◆ **Task description**
Go through the listing and copy each line that has the string "Untitled" in it.
○ ○ ○ ○ ○ ○ ○
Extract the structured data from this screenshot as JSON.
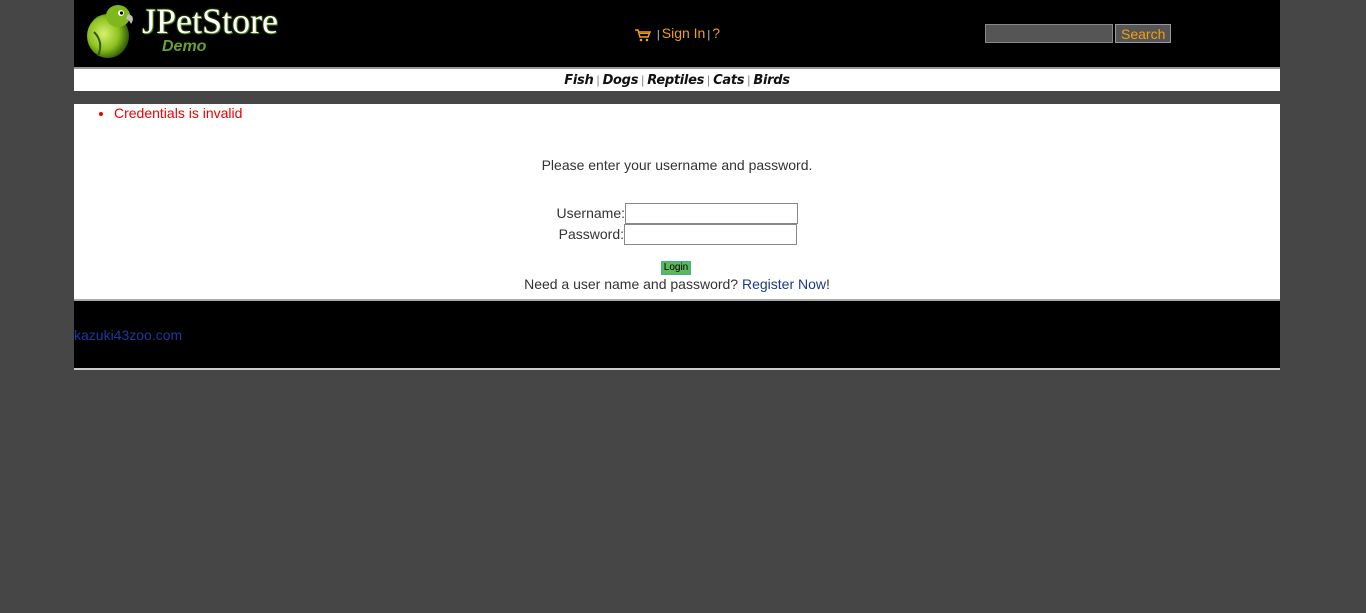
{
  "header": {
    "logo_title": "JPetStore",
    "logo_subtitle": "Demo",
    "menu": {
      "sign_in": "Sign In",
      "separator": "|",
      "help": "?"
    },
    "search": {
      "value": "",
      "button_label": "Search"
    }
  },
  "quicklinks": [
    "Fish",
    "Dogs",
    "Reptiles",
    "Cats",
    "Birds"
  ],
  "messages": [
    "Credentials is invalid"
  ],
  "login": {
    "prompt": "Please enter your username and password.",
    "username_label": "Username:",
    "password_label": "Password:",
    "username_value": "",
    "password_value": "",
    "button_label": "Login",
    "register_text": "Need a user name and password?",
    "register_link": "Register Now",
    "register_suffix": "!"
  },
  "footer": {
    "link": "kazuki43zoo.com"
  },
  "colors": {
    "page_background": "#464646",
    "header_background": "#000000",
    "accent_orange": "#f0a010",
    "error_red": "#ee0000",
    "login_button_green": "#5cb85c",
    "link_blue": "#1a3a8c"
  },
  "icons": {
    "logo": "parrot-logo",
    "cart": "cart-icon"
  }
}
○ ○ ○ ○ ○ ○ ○
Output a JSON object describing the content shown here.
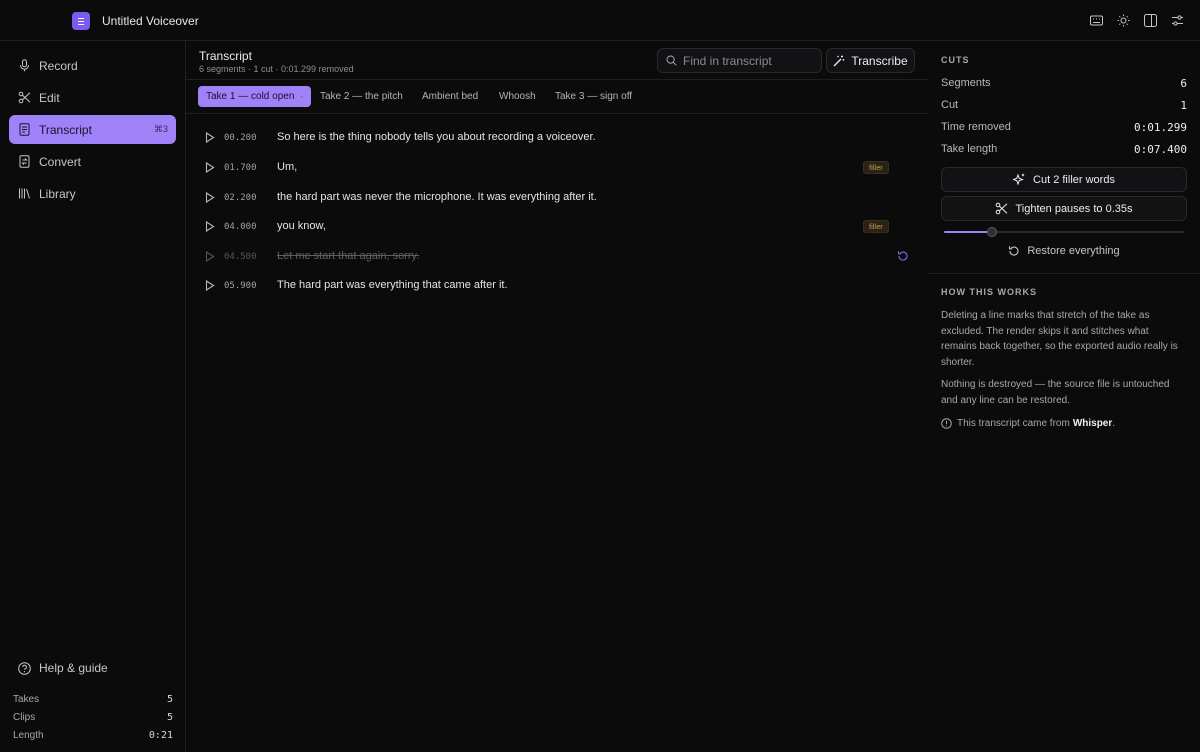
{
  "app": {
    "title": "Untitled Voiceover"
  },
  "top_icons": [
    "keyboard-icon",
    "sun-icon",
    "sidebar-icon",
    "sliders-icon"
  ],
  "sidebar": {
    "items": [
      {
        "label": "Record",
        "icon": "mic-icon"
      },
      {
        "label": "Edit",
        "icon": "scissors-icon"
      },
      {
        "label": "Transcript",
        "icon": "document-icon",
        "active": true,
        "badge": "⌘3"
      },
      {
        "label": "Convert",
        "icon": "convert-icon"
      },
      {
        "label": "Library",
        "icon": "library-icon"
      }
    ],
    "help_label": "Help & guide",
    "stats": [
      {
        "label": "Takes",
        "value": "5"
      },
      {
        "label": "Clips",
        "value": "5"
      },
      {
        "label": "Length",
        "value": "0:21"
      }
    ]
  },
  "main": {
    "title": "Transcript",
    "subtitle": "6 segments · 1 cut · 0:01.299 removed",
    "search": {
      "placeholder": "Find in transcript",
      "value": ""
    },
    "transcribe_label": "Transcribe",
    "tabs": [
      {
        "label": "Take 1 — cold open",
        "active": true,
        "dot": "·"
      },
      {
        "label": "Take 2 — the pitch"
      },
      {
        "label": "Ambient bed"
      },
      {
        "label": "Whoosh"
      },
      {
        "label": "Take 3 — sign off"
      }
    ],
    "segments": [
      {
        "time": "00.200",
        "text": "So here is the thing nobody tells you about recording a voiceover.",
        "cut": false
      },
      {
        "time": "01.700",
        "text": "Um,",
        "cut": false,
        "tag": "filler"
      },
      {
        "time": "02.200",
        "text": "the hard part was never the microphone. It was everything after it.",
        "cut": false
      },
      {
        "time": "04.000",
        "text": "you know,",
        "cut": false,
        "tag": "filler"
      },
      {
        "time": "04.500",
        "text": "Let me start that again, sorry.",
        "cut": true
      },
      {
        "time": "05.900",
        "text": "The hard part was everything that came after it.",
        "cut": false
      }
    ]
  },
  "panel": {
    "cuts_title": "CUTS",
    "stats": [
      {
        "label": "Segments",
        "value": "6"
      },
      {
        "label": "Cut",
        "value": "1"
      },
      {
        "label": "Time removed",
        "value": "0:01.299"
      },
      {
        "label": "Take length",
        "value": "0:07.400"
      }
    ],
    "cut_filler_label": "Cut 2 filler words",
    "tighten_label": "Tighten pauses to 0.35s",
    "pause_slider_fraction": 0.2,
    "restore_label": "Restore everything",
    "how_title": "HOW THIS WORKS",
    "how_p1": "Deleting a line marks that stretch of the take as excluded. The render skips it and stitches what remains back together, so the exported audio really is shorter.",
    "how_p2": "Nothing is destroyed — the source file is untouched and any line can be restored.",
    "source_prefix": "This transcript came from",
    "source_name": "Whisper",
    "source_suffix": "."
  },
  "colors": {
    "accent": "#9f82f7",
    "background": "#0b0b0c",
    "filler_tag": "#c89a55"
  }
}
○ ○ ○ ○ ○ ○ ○
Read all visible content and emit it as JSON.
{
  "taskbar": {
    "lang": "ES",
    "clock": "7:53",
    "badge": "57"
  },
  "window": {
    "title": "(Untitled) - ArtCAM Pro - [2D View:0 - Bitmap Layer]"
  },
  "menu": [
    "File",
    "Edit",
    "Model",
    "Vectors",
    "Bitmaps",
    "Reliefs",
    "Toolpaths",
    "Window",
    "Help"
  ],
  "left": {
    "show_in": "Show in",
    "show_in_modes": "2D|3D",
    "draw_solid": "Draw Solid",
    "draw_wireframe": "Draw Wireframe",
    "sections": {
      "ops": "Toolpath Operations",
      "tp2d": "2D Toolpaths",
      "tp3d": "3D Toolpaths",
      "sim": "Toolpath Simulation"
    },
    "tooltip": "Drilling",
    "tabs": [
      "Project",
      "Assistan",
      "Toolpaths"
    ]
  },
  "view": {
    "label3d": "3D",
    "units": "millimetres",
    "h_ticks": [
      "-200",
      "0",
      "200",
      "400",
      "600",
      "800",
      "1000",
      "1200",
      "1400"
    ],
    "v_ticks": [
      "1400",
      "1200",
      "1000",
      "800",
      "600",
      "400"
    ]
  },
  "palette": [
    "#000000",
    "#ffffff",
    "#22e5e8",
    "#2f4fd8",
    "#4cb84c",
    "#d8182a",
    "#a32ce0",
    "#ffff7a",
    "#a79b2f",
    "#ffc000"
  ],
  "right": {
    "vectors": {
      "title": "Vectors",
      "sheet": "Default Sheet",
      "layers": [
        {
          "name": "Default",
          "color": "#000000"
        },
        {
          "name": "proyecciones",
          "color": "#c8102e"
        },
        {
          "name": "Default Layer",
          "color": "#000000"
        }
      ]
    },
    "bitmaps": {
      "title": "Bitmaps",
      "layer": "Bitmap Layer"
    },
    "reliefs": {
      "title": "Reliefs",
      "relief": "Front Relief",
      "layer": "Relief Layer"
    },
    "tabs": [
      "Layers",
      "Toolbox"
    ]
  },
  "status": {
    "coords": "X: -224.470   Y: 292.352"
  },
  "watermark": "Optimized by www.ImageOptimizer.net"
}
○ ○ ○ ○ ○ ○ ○
◆ **Output**
    "title": "Untitled Voiceover"
    "title": "(Untitled) - ArtCAM Pro - [2D View:0 - Bitmap Layer]"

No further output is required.